Below are some entries. Count how many of their lines include "JSON", then give that number only.
━━ Data listing ━━
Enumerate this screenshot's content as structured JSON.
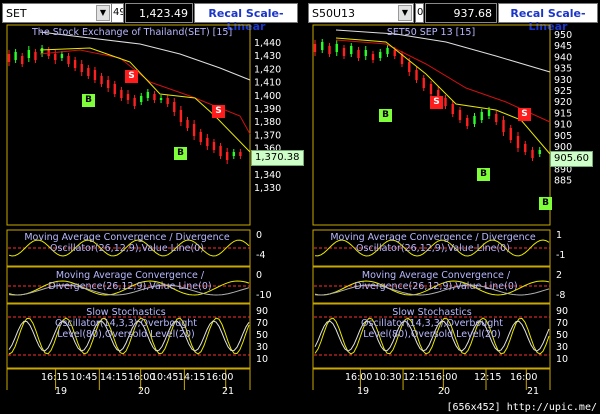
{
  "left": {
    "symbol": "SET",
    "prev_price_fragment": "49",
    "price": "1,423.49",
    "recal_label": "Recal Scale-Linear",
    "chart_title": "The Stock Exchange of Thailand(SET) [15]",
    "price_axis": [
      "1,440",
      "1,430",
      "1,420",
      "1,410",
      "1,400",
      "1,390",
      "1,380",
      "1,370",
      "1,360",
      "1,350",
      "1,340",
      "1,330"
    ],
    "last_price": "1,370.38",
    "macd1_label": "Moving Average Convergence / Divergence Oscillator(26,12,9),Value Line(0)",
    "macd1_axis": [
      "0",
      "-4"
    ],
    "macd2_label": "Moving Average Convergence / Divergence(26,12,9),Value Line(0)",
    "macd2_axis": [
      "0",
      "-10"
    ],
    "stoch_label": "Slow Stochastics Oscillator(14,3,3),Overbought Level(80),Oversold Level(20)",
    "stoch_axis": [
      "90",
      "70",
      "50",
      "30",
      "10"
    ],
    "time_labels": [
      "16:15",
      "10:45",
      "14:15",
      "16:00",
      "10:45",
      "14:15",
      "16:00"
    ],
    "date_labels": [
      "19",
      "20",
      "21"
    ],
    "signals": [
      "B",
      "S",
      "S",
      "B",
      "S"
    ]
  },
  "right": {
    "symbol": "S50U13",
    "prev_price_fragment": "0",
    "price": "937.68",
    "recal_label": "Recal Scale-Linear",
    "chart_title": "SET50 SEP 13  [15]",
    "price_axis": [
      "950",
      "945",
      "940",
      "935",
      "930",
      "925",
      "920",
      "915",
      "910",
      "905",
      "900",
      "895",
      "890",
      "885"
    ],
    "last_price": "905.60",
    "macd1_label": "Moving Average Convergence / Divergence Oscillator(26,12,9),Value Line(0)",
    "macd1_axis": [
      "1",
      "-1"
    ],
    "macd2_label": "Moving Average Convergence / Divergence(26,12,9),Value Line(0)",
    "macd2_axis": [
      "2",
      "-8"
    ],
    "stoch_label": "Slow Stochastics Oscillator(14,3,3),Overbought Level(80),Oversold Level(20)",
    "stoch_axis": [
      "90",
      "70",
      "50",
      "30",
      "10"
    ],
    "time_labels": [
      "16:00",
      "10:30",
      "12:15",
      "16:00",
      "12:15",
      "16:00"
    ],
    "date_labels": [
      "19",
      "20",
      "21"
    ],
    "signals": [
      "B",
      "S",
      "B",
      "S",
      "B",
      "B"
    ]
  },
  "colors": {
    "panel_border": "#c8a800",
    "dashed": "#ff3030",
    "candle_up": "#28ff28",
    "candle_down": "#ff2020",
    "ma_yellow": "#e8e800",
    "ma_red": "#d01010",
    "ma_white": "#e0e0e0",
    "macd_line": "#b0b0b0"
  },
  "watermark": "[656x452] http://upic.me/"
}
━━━
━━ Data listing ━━
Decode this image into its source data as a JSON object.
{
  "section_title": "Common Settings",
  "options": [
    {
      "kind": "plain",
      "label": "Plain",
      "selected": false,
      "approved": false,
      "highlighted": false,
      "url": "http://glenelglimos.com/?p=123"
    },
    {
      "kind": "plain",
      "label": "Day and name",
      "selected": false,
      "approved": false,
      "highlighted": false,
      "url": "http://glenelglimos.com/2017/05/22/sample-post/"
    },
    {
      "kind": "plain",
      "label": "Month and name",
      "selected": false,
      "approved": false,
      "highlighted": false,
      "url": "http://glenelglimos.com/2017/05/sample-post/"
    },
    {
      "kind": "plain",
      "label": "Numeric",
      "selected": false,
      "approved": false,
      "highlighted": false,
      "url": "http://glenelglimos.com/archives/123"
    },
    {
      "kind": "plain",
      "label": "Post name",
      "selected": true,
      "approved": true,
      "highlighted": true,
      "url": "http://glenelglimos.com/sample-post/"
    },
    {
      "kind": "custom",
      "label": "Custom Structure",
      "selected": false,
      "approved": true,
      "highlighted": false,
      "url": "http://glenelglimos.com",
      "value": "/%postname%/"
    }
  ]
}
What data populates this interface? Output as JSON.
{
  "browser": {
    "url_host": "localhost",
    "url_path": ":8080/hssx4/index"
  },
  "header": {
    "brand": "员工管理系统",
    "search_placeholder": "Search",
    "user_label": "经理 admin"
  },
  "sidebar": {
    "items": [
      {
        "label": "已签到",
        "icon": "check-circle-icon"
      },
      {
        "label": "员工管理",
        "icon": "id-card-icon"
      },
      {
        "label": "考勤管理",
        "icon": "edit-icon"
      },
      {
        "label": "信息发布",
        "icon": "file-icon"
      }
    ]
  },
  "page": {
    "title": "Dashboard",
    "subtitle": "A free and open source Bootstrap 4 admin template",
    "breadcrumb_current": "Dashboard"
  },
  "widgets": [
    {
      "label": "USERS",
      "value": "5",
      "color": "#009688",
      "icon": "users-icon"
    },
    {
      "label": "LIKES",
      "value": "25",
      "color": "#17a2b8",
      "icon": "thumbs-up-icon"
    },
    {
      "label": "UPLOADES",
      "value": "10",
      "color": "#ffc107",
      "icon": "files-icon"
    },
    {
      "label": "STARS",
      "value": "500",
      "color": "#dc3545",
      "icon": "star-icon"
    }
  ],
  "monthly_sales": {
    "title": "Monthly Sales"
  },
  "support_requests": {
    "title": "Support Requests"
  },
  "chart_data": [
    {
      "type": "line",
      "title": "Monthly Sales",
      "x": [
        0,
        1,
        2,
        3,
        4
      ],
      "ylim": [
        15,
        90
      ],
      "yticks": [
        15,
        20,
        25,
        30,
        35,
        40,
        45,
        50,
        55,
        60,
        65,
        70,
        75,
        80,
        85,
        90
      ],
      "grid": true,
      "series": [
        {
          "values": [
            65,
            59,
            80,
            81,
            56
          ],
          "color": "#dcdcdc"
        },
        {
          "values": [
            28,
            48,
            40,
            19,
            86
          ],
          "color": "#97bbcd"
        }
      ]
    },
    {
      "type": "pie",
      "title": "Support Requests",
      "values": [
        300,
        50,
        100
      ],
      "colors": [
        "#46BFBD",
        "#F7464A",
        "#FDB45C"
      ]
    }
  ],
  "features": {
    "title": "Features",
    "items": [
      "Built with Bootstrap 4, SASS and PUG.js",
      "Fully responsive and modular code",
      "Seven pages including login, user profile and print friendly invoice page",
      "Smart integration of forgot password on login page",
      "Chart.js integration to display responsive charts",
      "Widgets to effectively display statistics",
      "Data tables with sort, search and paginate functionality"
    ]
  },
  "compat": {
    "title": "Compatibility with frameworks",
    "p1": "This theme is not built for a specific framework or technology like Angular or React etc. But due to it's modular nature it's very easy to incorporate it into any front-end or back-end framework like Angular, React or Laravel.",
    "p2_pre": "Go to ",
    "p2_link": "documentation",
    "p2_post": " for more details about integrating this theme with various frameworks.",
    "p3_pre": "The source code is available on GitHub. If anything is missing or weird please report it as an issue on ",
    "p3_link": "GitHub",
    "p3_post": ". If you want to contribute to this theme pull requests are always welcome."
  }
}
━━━
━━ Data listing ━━
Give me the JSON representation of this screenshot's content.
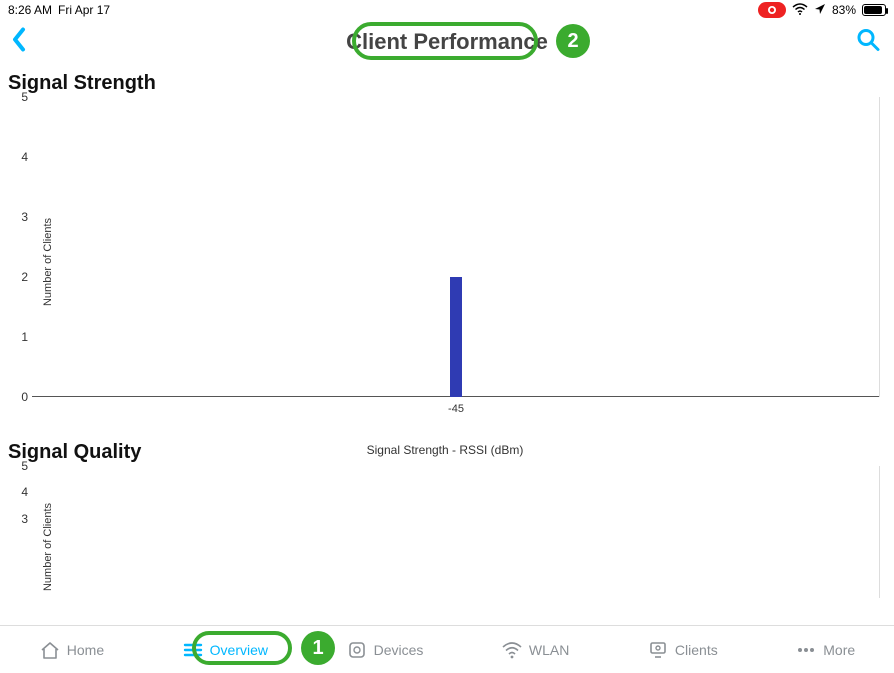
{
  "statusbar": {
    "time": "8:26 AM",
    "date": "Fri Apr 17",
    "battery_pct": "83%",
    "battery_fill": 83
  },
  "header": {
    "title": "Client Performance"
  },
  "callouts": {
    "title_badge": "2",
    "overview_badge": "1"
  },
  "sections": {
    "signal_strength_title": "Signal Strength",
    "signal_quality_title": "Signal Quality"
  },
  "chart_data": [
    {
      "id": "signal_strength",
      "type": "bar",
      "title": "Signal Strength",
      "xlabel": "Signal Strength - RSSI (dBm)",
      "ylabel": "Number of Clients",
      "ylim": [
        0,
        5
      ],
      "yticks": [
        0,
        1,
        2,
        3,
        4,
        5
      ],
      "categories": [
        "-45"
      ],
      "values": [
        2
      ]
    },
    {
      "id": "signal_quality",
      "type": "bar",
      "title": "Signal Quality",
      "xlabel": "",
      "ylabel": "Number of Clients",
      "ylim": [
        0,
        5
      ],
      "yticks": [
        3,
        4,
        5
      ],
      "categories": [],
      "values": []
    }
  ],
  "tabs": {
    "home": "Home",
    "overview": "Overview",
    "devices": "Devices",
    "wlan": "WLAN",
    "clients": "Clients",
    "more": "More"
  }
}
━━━
> Answer space
4